Website and app data records:
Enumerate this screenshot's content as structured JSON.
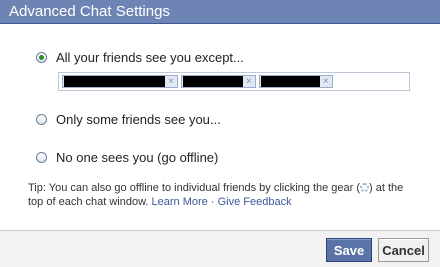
{
  "dialog": {
    "title": "Advanced Chat Settings"
  },
  "options": [
    {
      "label": "All your friends see you except...",
      "selected": true
    },
    {
      "label": "Only some friends see you...",
      "selected": false
    },
    {
      "label": "No one sees you (go offline)",
      "selected": false
    }
  ],
  "tokens": [
    {
      "remove_icon": "×",
      "redacted": true
    },
    {
      "remove_icon": "×",
      "redacted": true
    },
    {
      "remove_icon": "×",
      "redacted": true
    }
  ],
  "tip": {
    "text_before": "Tip: You can also go offline to individual friends by clicking the gear (",
    "text_after": ") at the top of each chat window.",
    "learn_more": "Learn More",
    "separator": "·",
    "give_feedback": "Give Feedback",
    "icon": "gear-icon"
  },
  "footer": {
    "save_label": "Save",
    "cancel_label": "Cancel"
  },
  "colors": {
    "title_bar": "#6d84b4",
    "link": "#3b5998",
    "save_button": "#5b74a8",
    "selected_radio": "#2a8a2e"
  }
}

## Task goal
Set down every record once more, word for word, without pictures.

## Task response
Enumerate this screenshot's content as structured JSON.
{
  "dialog": {
    "title": "Advanced Chat Settings"
  },
  "options": [
    {
      "label": "All your friends see you except...",
      "selected": true
    },
    {
      "label": "Only some friends see you...",
      "selected": false
    },
    {
      "label": "No one sees you (go offline)",
      "selected": false
    }
  ],
  "tokens": [
    {
      "remove_icon": "×",
      "redacted": true
    },
    {
      "remove_icon": "×",
      "redacted": true
    },
    {
      "remove_icon": "×",
      "redacted": true
    }
  ],
  "tip": {
    "text_before": "Tip: You can also go offline to individual friends by clicking the gear (",
    "text_after": ") at the top of each chat window.",
    "learn_more": "Learn More",
    "separator": "·",
    "give_feedback": "Give Feedback",
    "icon": "gear-icon"
  },
  "footer": {
    "save_label": "Save",
    "cancel_label": "Cancel"
  },
  "colors": {
    "title_bar": "#6d84b4",
    "link": "#3b5998",
    "save_button": "#5b74a8",
    "selected_radio": "#2a8a2e"
  }
}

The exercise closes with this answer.